Fadal Training

Fadal Training For Cleveland, OH – Serving Nationwide

There are countless variations of Fadal Machining Center training available to your company provided by Tier-One Machinery. We bring with us 15 years of operator training as well as expert Fadal service. We custom design operator training to fit your company needs and desires. We train all levels of operators from the person with no CNC Skills through the veteran operator. We tend to find the most effective training is in smaller groups as the attention level is much more focused. One to three people seem to be a very effective group and it also depends on the number of controls available whether it is at our facility or yours. The most effective training requires total uninterrupted concentration and focus of your people. While we offer training at our facility, in most cases, it is most cost effective for us to come to your facility, depending on the number of participants. We offer the availability to train across multiple shifts but prefer to have the customer reschedule people to one shift. Arrangements must be made in advance for multiple shifts. We custom tailor the training to the most inexperienced person in the group and bring everyone up together.

Fadal Training Rochester, NY

We offer quality Fadal training.

Our main objective is to provide your operators with the knowledge, skills, and ability to drill a single hole using part offsets (fixture offsets) and tool length offsets. Once the operator has mastered the ability to set up and drill a hole, he/she has the skills and fundamentals to set up and run any program, regardless of its complexity. With many years of experience in training, we find the most successful approach is not to overload the operator with knowledge they will probably never use. We teach them how to use the resources available to them. While many customers have programming systems to write programs, we emphasize the basic knowledge of G and M codes so the operator understands how to make changes, and adjustments correctly at the machine. We use the shop floor approach. Get down and dirty, and get them effectively running the equipment.

Standard training consists of two, six hour days. We have constructed an outline that proves to be very effective and offers the operators plenty of time for questions and answers. The program is by no means limited to this outline. We don’t assign time blocks to any subject as we want your operators to fully understand each step before we move to the next subject.
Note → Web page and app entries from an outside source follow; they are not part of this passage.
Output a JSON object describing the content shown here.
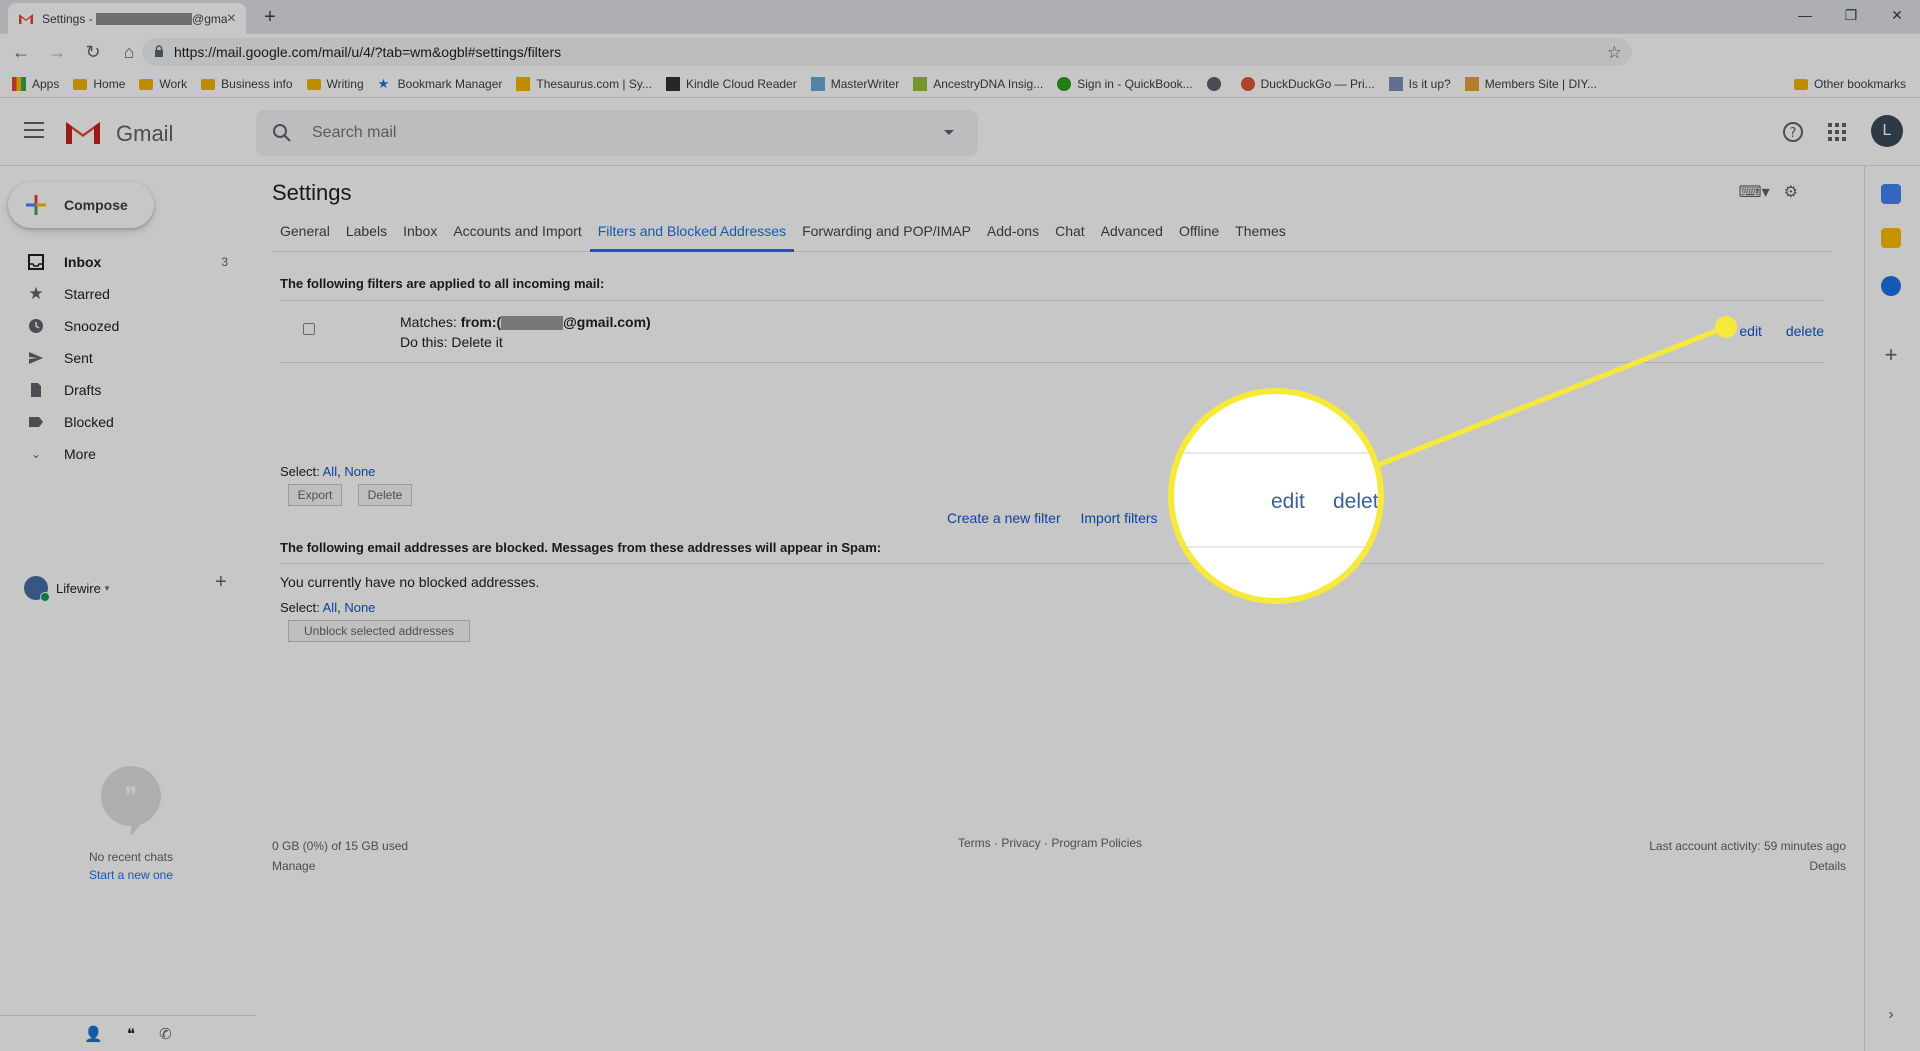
{
  "browser": {
    "tab_title_prefix": "Settings - ",
    "tab_title_suffix": "@gmail.c",
    "url": "https://mail.google.com/mail/u/4/?tab=wm&ogbl#settings/filters",
    "bookmarks": [
      {
        "label": "Apps",
        "icon": "apps-grid-icon"
      },
      {
        "label": "Home",
        "icon": "folder-icon"
      },
      {
        "label": "Work",
        "icon": "folder-icon"
      },
      {
        "label": "Business info",
        "icon": "folder-icon"
      },
      {
        "label": "Writing",
        "icon": "folder-icon"
      },
      {
        "label": "Bookmark Manager",
        "icon": "star-icon"
      },
      {
        "label": "Thesaurus.com | Sy...",
        "icon": "thesaurus-icon"
      },
      {
        "label": "Kindle Cloud Reader",
        "icon": "kindle-icon"
      },
      {
        "label": "MasterWriter",
        "icon": "masterwriter-icon"
      },
      {
        "label": "AncestryDNA Insig...",
        "icon": "ancestry-icon"
      },
      {
        "label": "Sign in - QuickBook...",
        "icon": "quickbooks-icon"
      },
      {
        "label": "",
        "icon": "globe-icon"
      },
      {
        "label": "DuckDuckGo — Pri...",
        "icon": "duckduckgo-icon"
      },
      {
        "label": "Is it up?",
        "icon": "wrench-icon"
      },
      {
        "label": "Members Site | DIY...",
        "icon": "members-icon"
      }
    ],
    "other_bookmarks": "Other bookmarks"
  },
  "header": {
    "app_name": "Gmail",
    "search_placeholder": "Search mail",
    "avatar_letter": "L"
  },
  "sidebar": {
    "compose": "Compose",
    "items": [
      {
        "label": "Inbox",
        "count": "3",
        "icon": "inbox-icon"
      },
      {
        "label": "Starred",
        "count": "",
        "icon": "star-icon"
      },
      {
        "label": "Snoozed",
        "count": "",
        "icon": "clock-icon"
      },
      {
        "label": "Sent",
        "count": "",
        "icon": "send-icon"
      },
      {
        "label": "Drafts",
        "count": "",
        "icon": "draft-icon"
      },
      {
        "label": "Blocked",
        "count": "",
        "icon": "label-icon"
      },
      {
        "label": "More",
        "count": "",
        "icon": "chevron-down-icon"
      }
    ],
    "hangouts_user": "Lifewire",
    "no_chats": "No recent chats",
    "start_new": "Start a new one"
  },
  "settings": {
    "title": "Settings",
    "tabs": [
      "General",
      "Labels",
      "Inbox",
      "Accounts and Import",
      "Filters and Blocked Addresses",
      "Forwarding and POP/IMAP",
      "Add-ons",
      "Chat",
      "Advanced",
      "Offline",
      "Themes"
    ],
    "active_tab": "Filters and Blocked Addresses",
    "filters_heading": "The following filters are applied to all incoming mail:",
    "filter": {
      "matches_label": "Matches: ",
      "from_prefix": "from:(",
      "from_suffix": "@gmail.com)",
      "action": "Do this: Delete it",
      "edit": "edit",
      "delete": "delete"
    },
    "select_label": "Select: ",
    "select_all": "All",
    "select_none": "None",
    "export_btn": "Export",
    "delete_btn": "Delete",
    "create_filter": "Create a new filter",
    "import_filters": "Import filters",
    "blocked_heading": "The following email addresses are blocked. Messages from these addresses will appear in Spam:",
    "no_blocked": "You currently have no blocked addresses.",
    "unblock_btn": "Unblock selected addresses"
  },
  "footer": {
    "storage": "0 GB (0%) of 15 GB used",
    "manage": "Manage",
    "terms": "Terms",
    "privacy": "Privacy",
    "program_policies": "Program Policies",
    "last_activity": "Last account activity: 59 minutes ago",
    "details": "Details"
  },
  "callout": {
    "edit": "edit",
    "delete_partial": "delet",
    "color": "#f7e93c"
  },
  "colors": {
    "link": "#1155cc",
    "accent": "#1a73e8",
    "gmail_red": "#ea4335"
  }
}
  1. Meet and greet (assess operator skill level) get to know one another, explain course outline and learn customer expectations.
  2. Explain standard daily, weekly operator machine maintenance. Way lube, coolant, tool changer, properly cleaning inside of machine, cleaning cabinet fans, tool holders and spindle tapers.
  3. Proper start-up and shut down of the machine and control. Cold start will be covered and explained in full detail. We will explain alternate home position and its advantages.
  4. Control navigation. We will go into depth using a methodical approach that makes it easy for you to effectively understand the control and its operations. We cover control layout, keyboard functions, control menus, loading a program, and a good look at using MDI (manual data input) manually controlling the machine for doing setups. At this point, we discuss the most commonly used G and M codes. We will give each operator a list and explanation of their uses.
  5. Classroom CAUTION many companies feel this part is not important as they have programming systems. That’s great but the operator should have some clue as to what they are looking at and know the basic fundamentals of how a program functions. We ask for a quiet area, with a dry erase board where we can discuss what we have learned thus far. We will take a good look at a fairly basic part that has many functions of G code programming. As a group, we will write a program for our part. We will look at how cycles work, the start and end of a program. This part of the training brings all that we have learned so far together and makes sense of it all. We feel this is one of the most important parts of effective training.
  6. Operators will learn how to put a program into the control and learn how to edit mistakes and make changes.
  7. Now we will learn to set fixture offsets and tool length offsets. Setting multiple fixture offsets for multiple (vises). Powerful production money maker. We will discuss multiple ways of effectively setting tool length offsets based on customer needs. Having all of your operators using the same methods are essential for a seamless transition between multiple operators and shifts.
  8. We will run the program we previously wrote and discuss all of its components. We will spend all the time that is needed for questions and answers and make sure everybody is up to speed.
  9. While all managers expect their people at this point to be veteran operators, sorry, not going to happen. Only with time and the ability to become comfortable with all that they have learned will this happen. We will however, give them all of the information and materials to be successful. We can usually take a person with no CNC experience and have them effectively running your machine in two days. As we know there are also different abilities.
  10. As we proceed on our training mission, we will ask and make sure everyone understands the current material before progressing to each new step.
  11. Now the good stuff. Short cuts, manual commands and guess what? We have conversational programming as well. Based on what we know conversational programming is a snap.
  12. Your effectively running parts.